About This Issue
The Summer 2001 issue of CRIA Update takes a look at the direction of AIDS research -- where we've been, where we are and where we're going. We've invited a diverse group of researchers, clinicians and community members from varying disciplines, experience and backgrounds to offer their perspectives on the current state of AIDS research. Our goal was to create a mosaic of commentaries, to raise provocative questions and entice our readers to think critically about HIV research and the role we all play in setting the agenda.
We asked people to identify what are, in their opinion, the most important areas of research now underway, where the holes in research lie, what important areas of study are languishing and deserving of more attention, what questions are being ignored and what directions research should take in the future. What follows are their (relatively) unedited responses. We deeply appreciate the efforts of the individuals who contributed commentaries for this issue as well as the many others whose time, energy and commitment have been essential to the advances in HIV treatment over the years.
CRIA was originally founded to conduct clinical research based on the immediate needs of the HIV/AIDS community -- community in the broad sense of the word. The goal was, and still is, to design research protocols according to those needs. CRIA has grown over the years, particularly with the development of a vibrant treatment education program that complements our work in clinical research. Our commitment to listening to and acting on community concerns remains intact and our mission clear: CRIA is an independent, non-profit community-based organization committed to improving the length and quality of life for people living with HIV/AIDS through clinical research and treatment education.

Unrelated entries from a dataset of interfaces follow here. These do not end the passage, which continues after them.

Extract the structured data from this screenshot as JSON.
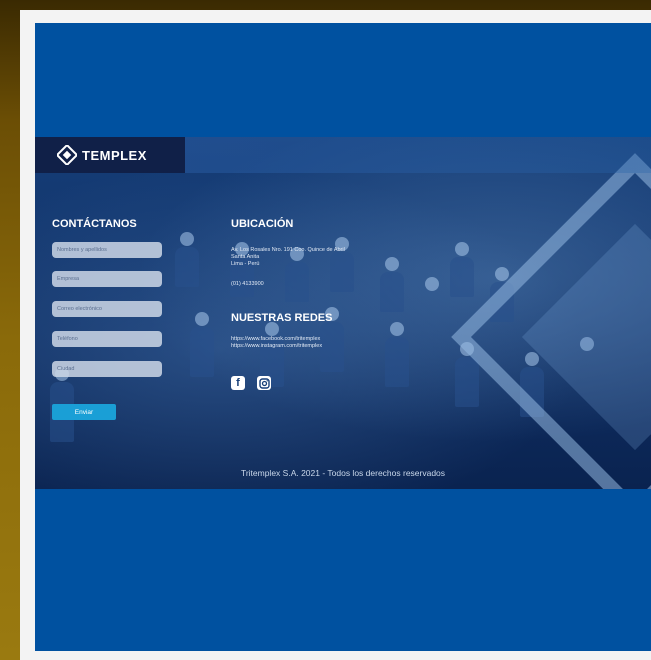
{
  "brand": {
    "logo_text": "TEMPLEX"
  },
  "contact": {
    "title": "CONTÁCTANOS",
    "fields": [
      {
        "placeholder": "Nombres y apellidos"
      },
      {
        "placeholder": "Empresa"
      },
      {
        "placeholder": "Correo electrónico"
      },
      {
        "placeholder": "Teléfono"
      },
      {
        "placeholder": "Ciudad"
      }
    ],
    "submit_label": "Enviar"
  },
  "location": {
    "title": "UBICACIÓN",
    "address_line1": "Av. Los Rosales Nro. 191 Coo. Quince de Abril",
    "address_line2": "Santa Anita",
    "address_line3": "Lima - Perú",
    "phone": "(01) 4133900"
  },
  "social": {
    "title": "NUESTRAS REDES",
    "facebook_url": "https://www.facebook.com/tritemplex",
    "instagram_url": "https://www.instagram.com/tritemplex",
    "icons": [
      "facebook-icon",
      "instagram-icon"
    ]
  },
  "footer": {
    "copyright": "Tritemplex S.A. 2021 - Todos los derechos reservados"
  }
}
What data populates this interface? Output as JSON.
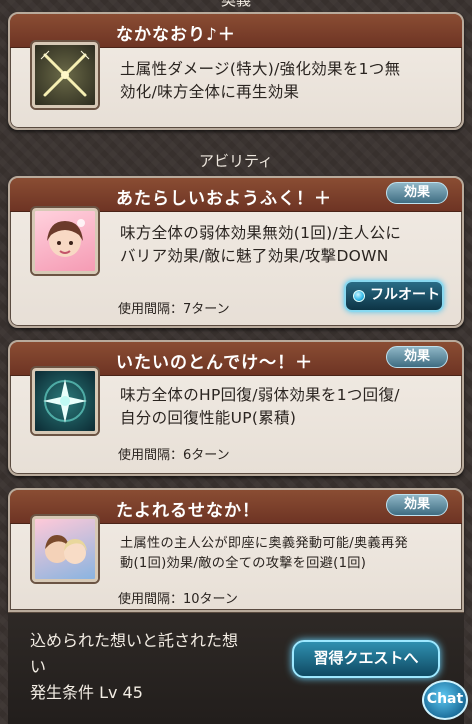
{
  "header_partial": "奥義",
  "ougi": {
    "name": "なかなおり♪＋",
    "description_lines": [
      "土属性ダメージ(特大)/強化効果を1つ無",
      "効化/味方全体に再生効果"
    ],
    "icon": "crossed-swords-icon"
  },
  "section_title": "アビリティ",
  "abilities": [
    {
      "name": "あたらしいおようふく！＋",
      "tag": "効果",
      "description_lines": [
        "味方全体の弱体効果無効(1回)/主人公に",
        "バリア効果/敵に魅了効果/攻撃DOWN"
      ],
      "cooldown": "使用間隔：7ターン",
      "icon": "character-portrait-icon"
    },
    {
      "name": "いたいのとんでけ〜！＋",
      "tag": "効果",
      "description_lines": [
        "味方全体のHP回復/弱体効果を1つ回復/",
        "自分の回復性能UP(累積)"
      ],
      "cooldown": "使用間隔：6ターン",
      "icon": "sparkle-heal-icon"
    },
    {
      "name": "たよれるせなか！",
      "tag": "効果",
      "description_lines": [
        "土属性の主人公が即座に奥義発動可能/奥義再発",
        "動(1回)効果/敵の全ての攻撃を回避(1回)"
      ],
      "cooldown": "使用間隔：10ターン",
      "icon": "duo-portrait-icon"
    }
  ],
  "fullauto_button": "フルオート",
  "quest": {
    "title_line1": "込められた想いと託された想",
    "title_line2": "い",
    "condition": "発生条件 Lv 45",
    "button": "習得クエストへ"
  },
  "chat_button": "Chat",
  "colors": {
    "header_bar": "#7a3f2a",
    "tag_blue": "#3f6d82",
    "button_glow": "#8ad9f0"
  }
}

The interest of patients on HAART in trying treatment interruptions to reduce the burden of side effects as well as other problems associated with daily HAART led to our working with a pharmaceutical company to develop a protocol that takes another look at Ampligen, this time to see if its use can prolong the periods of treatment interruption by keeping viral loads undetectable longer than without Ampligen.
The use of complementary and alternative therapies is widespread in our community, and their role and advantages deserve examining. We've developed a study that will help us to understand the role of these integrative therapies in the clinical care of people living with HIV. We hope to build on the findings of this initial work and plan to develop clinical programs that will evaluate specific alternative medicine interventions.
When we look at the direction of AIDS research overall, it's important to acknowledge how much progress we have made. As often as it's said, we need to say it again: many people are living longer and better than they did before antiretroviral chemotherapy. AIDS wards in this country are no longer overflowing with dying patients. Great progress has been made. But HIV infection rates are rising again. We have not learned how to prevent infection, either by effectively helping people to change risky behaviors or by developing effective microbicides or vaccines. Many people are learning that they're co-infected with HIV and hepatitis C, developing cirrhosis and dying waiting for liver transplants. And there are severe limitations to currently available drug regimens. Resistance to antiretroviral drugs is increasing and many of our friends, clients and patients are running out of treatment options. Side effects are also reducing the effectiveness of these wonder drugs. Different people are developing immune system damage at different rates, revealing interesting and important individual characteristics that affect disease progression.
We face urgent health policy challenges as well, including equitable access to drugs and medical care, the advent of managed care and its effects on clinical practices, and the adequacy and distribution of research funds. For complicated reasons, the advances in HIV treatment have yet to benefit huge numbers of people in our inner cities and rural areas. The diminishing rate of private donations to AIDS research is a disturbing sign that much of the public -- because of naïveté, willful ignorance or worse -- now views the disease as chronic, manageable and, therefore, less important.
This article was provided by AIDS Community Research Initiative of America. It is a part of the publication CRIA Update. Visit ACRIA's website to find out more about their activities, publications and services.